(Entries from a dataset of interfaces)
■ ■ ■ ■ ■

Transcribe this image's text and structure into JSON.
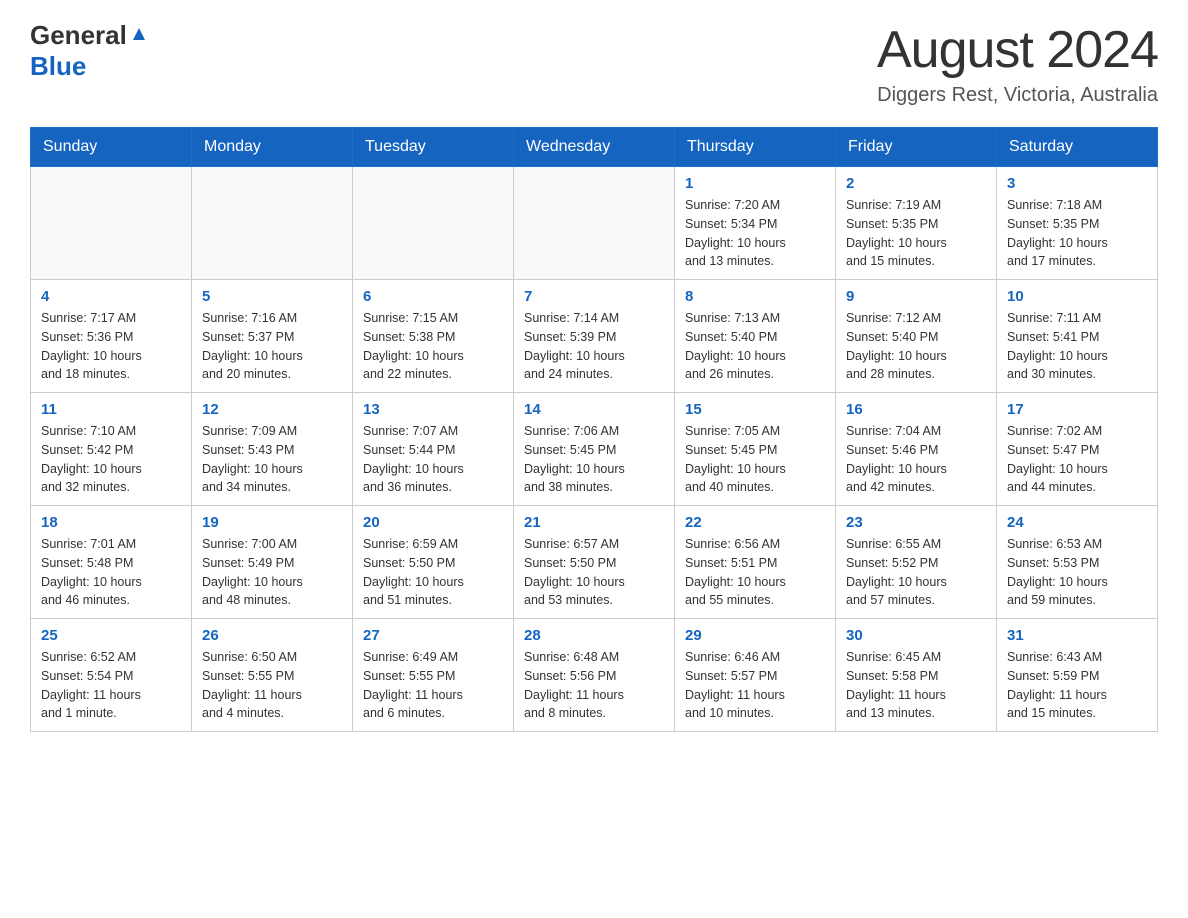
{
  "header": {
    "logo_general": "General",
    "logo_blue": "Blue",
    "month_title": "August 2024",
    "location": "Diggers Rest, Victoria, Australia"
  },
  "days_of_week": [
    "Sunday",
    "Monday",
    "Tuesday",
    "Wednesday",
    "Thursday",
    "Friday",
    "Saturday"
  ],
  "weeks": [
    [
      {
        "day": "",
        "info": ""
      },
      {
        "day": "",
        "info": ""
      },
      {
        "day": "",
        "info": ""
      },
      {
        "day": "",
        "info": ""
      },
      {
        "day": "1",
        "info": "Sunrise: 7:20 AM\nSunset: 5:34 PM\nDaylight: 10 hours\nand 13 minutes."
      },
      {
        "day": "2",
        "info": "Sunrise: 7:19 AM\nSunset: 5:35 PM\nDaylight: 10 hours\nand 15 minutes."
      },
      {
        "day": "3",
        "info": "Sunrise: 7:18 AM\nSunset: 5:35 PM\nDaylight: 10 hours\nand 17 minutes."
      }
    ],
    [
      {
        "day": "4",
        "info": "Sunrise: 7:17 AM\nSunset: 5:36 PM\nDaylight: 10 hours\nand 18 minutes."
      },
      {
        "day": "5",
        "info": "Sunrise: 7:16 AM\nSunset: 5:37 PM\nDaylight: 10 hours\nand 20 minutes."
      },
      {
        "day": "6",
        "info": "Sunrise: 7:15 AM\nSunset: 5:38 PM\nDaylight: 10 hours\nand 22 minutes."
      },
      {
        "day": "7",
        "info": "Sunrise: 7:14 AM\nSunset: 5:39 PM\nDaylight: 10 hours\nand 24 minutes."
      },
      {
        "day": "8",
        "info": "Sunrise: 7:13 AM\nSunset: 5:40 PM\nDaylight: 10 hours\nand 26 minutes."
      },
      {
        "day": "9",
        "info": "Sunrise: 7:12 AM\nSunset: 5:40 PM\nDaylight: 10 hours\nand 28 minutes."
      },
      {
        "day": "10",
        "info": "Sunrise: 7:11 AM\nSunset: 5:41 PM\nDaylight: 10 hours\nand 30 minutes."
      }
    ],
    [
      {
        "day": "11",
        "info": "Sunrise: 7:10 AM\nSunset: 5:42 PM\nDaylight: 10 hours\nand 32 minutes."
      },
      {
        "day": "12",
        "info": "Sunrise: 7:09 AM\nSunset: 5:43 PM\nDaylight: 10 hours\nand 34 minutes."
      },
      {
        "day": "13",
        "info": "Sunrise: 7:07 AM\nSunset: 5:44 PM\nDaylight: 10 hours\nand 36 minutes."
      },
      {
        "day": "14",
        "info": "Sunrise: 7:06 AM\nSunset: 5:45 PM\nDaylight: 10 hours\nand 38 minutes."
      },
      {
        "day": "15",
        "info": "Sunrise: 7:05 AM\nSunset: 5:45 PM\nDaylight: 10 hours\nand 40 minutes."
      },
      {
        "day": "16",
        "info": "Sunrise: 7:04 AM\nSunset: 5:46 PM\nDaylight: 10 hours\nand 42 minutes."
      },
      {
        "day": "17",
        "info": "Sunrise: 7:02 AM\nSunset: 5:47 PM\nDaylight: 10 hours\nand 44 minutes."
      }
    ],
    [
      {
        "day": "18",
        "info": "Sunrise: 7:01 AM\nSunset: 5:48 PM\nDaylight: 10 hours\nand 46 minutes."
      },
      {
        "day": "19",
        "info": "Sunrise: 7:00 AM\nSunset: 5:49 PM\nDaylight: 10 hours\nand 48 minutes."
      },
      {
        "day": "20",
        "info": "Sunrise: 6:59 AM\nSunset: 5:50 PM\nDaylight: 10 hours\nand 51 minutes."
      },
      {
        "day": "21",
        "info": "Sunrise: 6:57 AM\nSunset: 5:50 PM\nDaylight: 10 hours\nand 53 minutes."
      },
      {
        "day": "22",
        "info": "Sunrise: 6:56 AM\nSunset: 5:51 PM\nDaylight: 10 hours\nand 55 minutes."
      },
      {
        "day": "23",
        "info": "Sunrise: 6:55 AM\nSunset: 5:52 PM\nDaylight: 10 hours\nand 57 minutes."
      },
      {
        "day": "24",
        "info": "Sunrise: 6:53 AM\nSunset: 5:53 PM\nDaylight: 10 hours\nand 59 minutes."
      }
    ],
    [
      {
        "day": "25",
        "info": "Sunrise: 6:52 AM\nSunset: 5:54 PM\nDaylight: 11 hours\nand 1 minute."
      },
      {
        "day": "26",
        "info": "Sunrise: 6:50 AM\nSunset: 5:55 PM\nDaylight: 11 hours\nand 4 minutes."
      },
      {
        "day": "27",
        "info": "Sunrise: 6:49 AM\nSunset: 5:55 PM\nDaylight: 11 hours\nand 6 minutes."
      },
      {
        "day": "28",
        "info": "Sunrise: 6:48 AM\nSunset: 5:56 PM\nDaylight: 11 hours\nand 8 minutes."
      },
      {
        "day": "29",
        "info": "Sunrise: 6:46 AM\nSunset: 5:57 PM\nDaylight: 11 hours\nand 10 minutes."
      },
      {
        "day": "30",
        "info": "Sunrise: 6:45 AM\nSunset: 5:58 PM\nDaylight: 11 hours\nand 13 minutes."
      },
      {
        "day": "31",
        "info": "Sunrise: 6:43 AM\nSunset: 5:59 PM\nDaylight: 11 hours\nand 15 minutes."
      }
    ]
  ]
}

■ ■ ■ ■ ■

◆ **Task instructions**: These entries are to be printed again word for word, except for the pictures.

◆ **Answer section**:
Transcribe this image's text and structure into JSON.
{
  "header": {
    "logo_general": "General",
    "logo_blue": "Blue",
    "month_title": "August 2024",
    "location": "Diggers Rest, Victoria, Australia"
  },
  "days_of_week": [
    "Sunday",
    "Monday",
    "Tuesday",
    "Wednesday",
    "Thursday",
    "Friday",
    "Saturday"
  ],
  "weeks": [
    [
      {
        "day": "",
        "info": ""
      },
      {
        "day": "",
        "info": ""
      },
      {
        "day": "",
        "info": ""
      },
      {
        "day": "",
        "info": ""
      },
      {
        "day": "1",
        "info": "Sunrise: 7:20 AM\nSunset: 5:34 PM\nDaylight: 10 hours\nand 13 minutes."
      },
      {
        "day": "2",
        "info": "Sunrise: 7:19 AM\nSunset: 5:35 PM\nDaylight: 10 hours\nand 15 minutes."
      },
      {
        "day": "3",
        "info": "Sunrise: 7:18 AM\nSunset: 5:35 PM\nDaylight: 10 hours\nand 17 minutes."
      }
    ],
    [
      {
        "day": "4",
        "info": "Sunrise: 7:17 AM\nSunset: 5:36 PM\nDaylight: 10 hours\nand 18 minutes."
      },
      {
        "day": "5",
        "info": "Sunrise: 7:16 AM\nSunset: 5:37 PM\nDaylight: 10 hours\nand 20 minutes."
      },
      {
        "day": "6",
        "info": "Sunrise: 7:15 AM\nSunset: 5:38 PM\nDaylight: 10 hours\nand 22 minutes."
      },
      {
        "day": "7",
        "info": "Sunrise: 7:14 AM\nSunset: 5:39 PM\nDaylight: 10 hours\nand 24 minutes."
      },
      {
        "day": "8",
        "info": "Sunrise: 7:13 AM\nSunset: 5:40 PM\nDaylight: 10 hours\nand 26 minutes."
      },
      {
        "day": "9",
        "info": "Sunrise: 7:12 AM\nSunset: 5:40 PM\nDaylight: 10 hours\nand 28 minutes."
      },
      {
        "day": "10",
        "info": "Sunrise: 7:11 AM\nSunset: 5:41 PM\nDaylight: 10 hours\nand 30 minutes."
      }
    ],
    [
      {
        "day": "11",
        "info": "Sunrise: 7:10 AM\nSunset: 5:42 PM\nDaylight: 10 hours\nand 32 minutes."
      },
      {
        "day": "12",
        "info": "Sunrise: 7:09 AM\nSunset: 5:43 PM\nDaylight: 10 hours\nand 34 minutes."
      },
      {
        "day": "13",
        "info": "Sunrise: 7:07 AM\nSunset: 5:44 PM\nDaylight: 10 hours\nand 36 minutes."
      },
      {
        "day": "14",
        "info": "Sunrise: 7:06 AM\nSunset: 5:45 PM\nDaylight: 10 hours\nand 38 minutes."
      },
      {
        "day": "15",
        "info": "Sunrise: 7:05 AM\nSunset: 5:45 PM\nDaylight: 10 hours\nand 40 minutes."
      },
      {
        "day": "16",
        "info": "Sunrise: 7:04 AM\nSunset: 5:46 PM\nDaylight: 10 hours\nand 42 minutes."
      },
      {
        "day": "17",
        "info": "Sunrise: 7:02 AM\nSunset: 5:47 PM\nDaylight: 10 hours\nand 44 minutes."
      }
    ],
    [
      {
        "day": "18",
        "info": "Sunrise: 7:01 AM\nSunset: 5:48 PM\nDaylight: 10 hours\nand 46 minutes."
      },
      {
        "day": "19",
        "info": "Sunrise: 7:00 AM\nSunset: 5:49 PM\nDaylight: 10 hours\nand 48 minutes."
      },
      {
        "day": "20",
        "info": "Sunrise: 6:59 AM\nSunset: 5:50 PM\nDaylight: 10 hours\nand 51 minutes."
      },
      {
        "day": "21",
        "info": "Sunrise: 6:57 AM\nSunset: 5:50 PM\nDaylight: 10 hours\nand 53 minutes."
      },
      {
        "day": "22",
        "info": "Sunrise: 6:56 AM\nSunset: 5:51 PM\nDaylight: 10 hours\nand 55 minutes."
      },
      {
        "day": "23",
        "info": "Sunrise: 6:55 AM\nSunset: 5:52 PM\nDaylight: 10 hours\nand 57 minutes."
      },
      {
        "day": "24",
        "info": "Sunrise: 6:53 AM\nSunset: 5:53 PM\nDaylight: 10 hours\nand 59 minutes."
      }
    ],
    [
      {
        "day": "25",
        "info": "Sunrise: 6:52 AM\nSunset: 5:54 PM\nDaylight: 11 hours\nand 1 minute."
      },
      {
        "day": "26",
        "info": "Sunrise: 6:50 AM\nSunset: 5:55 PM\nDaylight: 11 hours\nand 4 minutes."
      },
      {
        "day": "27",
        "info": "Sunrise: 6:49 AM\nSunset: 5:55 PM\nDaylight: 11 hours\nand 6 minutes."
      },
      {
        "day": "28",
        "info": "Sunrise: 6:48 AM\nSunset: 5:56 PM\nDaylight: 11 hours\nand 8 minutes."
      },
      {
        "day": "29",
        "info": "Sunrise: 6:46 AM\nSunset: 5:57 PM\nDaylight: 11 hours\nand 10 minutes."
      },
      {
        "day": "30",
        "info": "Sunrise: 6:45 AM\nSunset: 5:58 PM\nDaylight: 11 hours\nand 13 minutes."
      },
      {
        "day": "31",
        "info": "Sunrise: 6:43 AM\nSunset: 5:59 PM\nDaylight: 11 hours\nand 15 minutes."
      }
    ]
  ]
}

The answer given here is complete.